Who's minding moguls' moolah?
Legislation could force Hollywood to disclose pay
There's a rebellion brewing around the world against what The Economist labels "the corporate gravy train" of executive compensation, but Hollywood until now has managed to elude the rebels.
New legislation as well as new SEC rules could force studios and networks for the first time to disclose the paychecks of senior executives and star dealmakers --
"I keep explaining to my clients that they have to lower their expectations," one senior TV agent told me last week, "but some of the corporate guys who are crunching me just got pay raises."
The SEC plans to propose rules requiring companies to reveal details about the pay of middle-management executives -- not just the top five -- and Sen. Charles Schumer introduced a bill recently that would not only force more transparency on pay but would also require shareholder voting on executive compensation.
All this reflects a worldwide movement to clamp down on corporate perks stemming from the realization that, in many cases, the structure of executive compensation plans has encouraged irresponsible risk-taking, especially in the financial sector.

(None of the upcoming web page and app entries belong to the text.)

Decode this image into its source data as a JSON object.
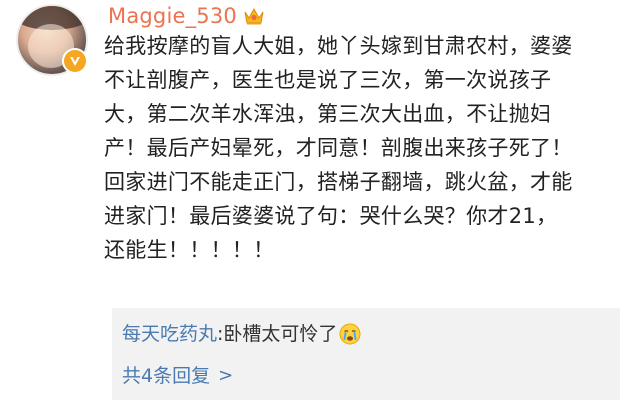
{
  "comment": {
    "username": "Maggie_530",
    "badge_icon": "crown-icon",
    "verified_icon": "verified-v-icon",
    "text_lines": [
      "给我按摩的盲人大姐，她丫头嫁到甘肃农村，婆婆",
      "不让剖腹产，医生也是说了三次，第一次说孩子",
      "大，第二次羊水浑浊，第三次大出血，不让抛妇",
      "产！最后产妇晕死，才同意！剖腹出来孩子死了！",
      "回家进门不能走正门，搭梯子翻墙，跳火盆，才能",
      "进家门！最后婆婆说了句：哭什么哭？你才21，",
      "还能生！！！！！"
    ]
  },
  "reply": {
    "user": "每天吃药丸",
    "colon": ":",
    "text": "卧槽太可怜了",
    "emoji": "crying-face-icon"
  },
  "more_replies": {
    "label": "共4条回复",
    "chevron": ">"
  },
  "colors": {
    "username": "#eb7350",
    "link_blue": "#4a7ab0",
    "reply_bg": "#f2f2f2",
    "badge_orange": "#f5a623"
  }
}
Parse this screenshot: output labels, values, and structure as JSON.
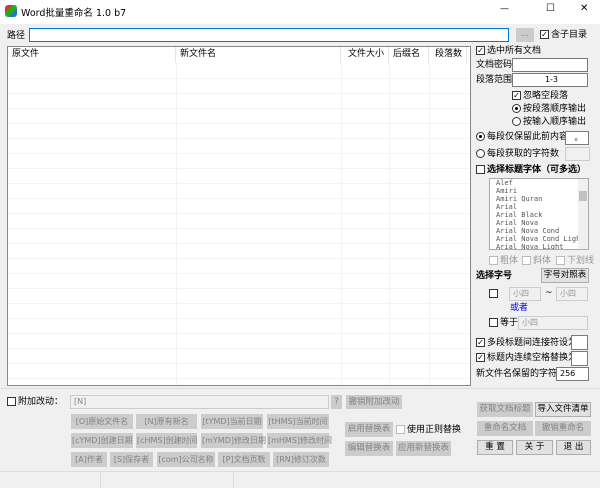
{
  "window": {
    "title": "Word批量重命名 1.0 b7",
    "minimize": "—",
    "maximize": "☐",
    "close": "✕"
  },
  "path": {
    "label": "路径",
    "value": "",
    "browse": "...",
    "include_subdirs": "含子目录",
    "include_subdirs_checked": true
  },
  "table": {
    "columns": [
      "原文件",
      "新文件名",
      "文件大小",
      "后缀名",
      "段落数"
    ],
    "rows": []
  },
  "options": {
    "select_all": "选中所有文档",
    "select_all_checked": true,
    "password_label": "文档密码",
    "password_value": "",
    "range_label": "段落范围",
    "range_value": "1-3",
    "ignore_empty": "忽略空段落",
    "ignore_empty_checked": true,
    "order_para": "按段落顺序输出",
    "order_input": "按输入顺序输出",
    "order_selected": "para",
    "keep_before": "每段仅保留此前内容",
    "keep_before_value": "。",
    "keep_before_selected": true,
    "char_count": "每段获取的字符数",
    "char_count_value": "",
    "font_select": "选择标题字体（可多选）",
    "font_select_checked": false,
    "fonts": [
      "Alef",
      "Amiri",
      "Amiri Quran",
      "Arial",
      "Arial Black",
      "Arial Nova",
      "Arial Nova Cond",
      "Arial Nova Cond Light",
      "Arial Nova Light"
    ],
    "bold": "粗体",
    "italic": "斜体",
    "underline": "下划线",
    "size_label": "选择字号",
    "size_table_btn": "字号对照表",
    "size_from": "小四",
    "tilde": "~",
    "size_to": "小四",
    "or": "或者",
    "equal_label": "等于",
    "equal_value": "小四",
    "joiner": "多段标题间连接符设为",
    "joiner_checked": true,
    "joiner_value": "",
    "space_replace": "标题内连续空格替换为",
    "space_replace_checked": true,
    "space_replace_value": "",
    "max_chars_label": "新文件名保留的字符数",
    "max_chars_value": "256"
  },
  "extra": {
    "label": "附加改动：",
    "value": "[N]",
    "help": "?",
    "undo": "撤销附加改动",
    "tags": [
      [
        "[O]原始文件名",
        "[N]原有新名",
        "[tYMD]当前日期",
        "[tHMS]当前时间"
      ],
      [
        "[cYMD]创建日期",
        "[cHMS]创建时间",
        "[mYMD]修改日期",
        "[mHMS]修改时间"
      ],
      [
        "[A]作者",
        "[S]保存者",
        "[com]公司名称",
        "[P]文档页数",
        "[RN]修订次数"
      ]
    ]
  },
  "replace": {
    "enable": "启用替换表",
    "regex": "使用正则替换",
    "edit": "编辑替换表",
    "apply": "应用新替换表"
  },
  "actions": {
    "get_titles": "获取文档标题",
    "import_list": "导入文件清单",
    "rename": "重命名文档",
    "undo_rename": "撤销重命名",
    "reset": "重 置",
    "about": "关 于",
    "exit": "退 出"
  },
  "colors": {
    "accent_blue": "#0000ff",
    "selection_border": "#0078d7"
  }
}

No direct parallel exists in the entertainment industry, but some Wall Streeters worry about what is arguably an imbalance between performance and compensation.
One agent who represents mainly filmmakers asks: "If the studio guys are still making the big bucks, why are my clients being compromised?"
These comments are reflective of a sort of unspoken class warfare that has broken out in Hollywood.
Hollywood's battles are minor, however, relative to the global outrage against corporate greed that is resulting in the firing of top corporate hierarchs.
Warren Buffet last month denounced the system whereby chief executives are allowed to choose members of their compensation committees and came out in favor of "say on pay" policies for shareholders.
Mary Schapiro, the new SEC chairman, is leading the government inquiry into corporate pay structures that may require more data beyond just the five highest paid execs.
The theme underlying all this:
Apple today cut the price on the iPhone 3G to $99, effective immediately.
The one-two punch comes a day after Palm launched its eagerly anticipated Pre, which analysts estimate sold between 50,000 to 60,000 units in its opening weekend.
$99 is considered a magic price point and could double demand for the iPhone.
Apple claims the iPhone 3GS is two- to three-times faster than existing models.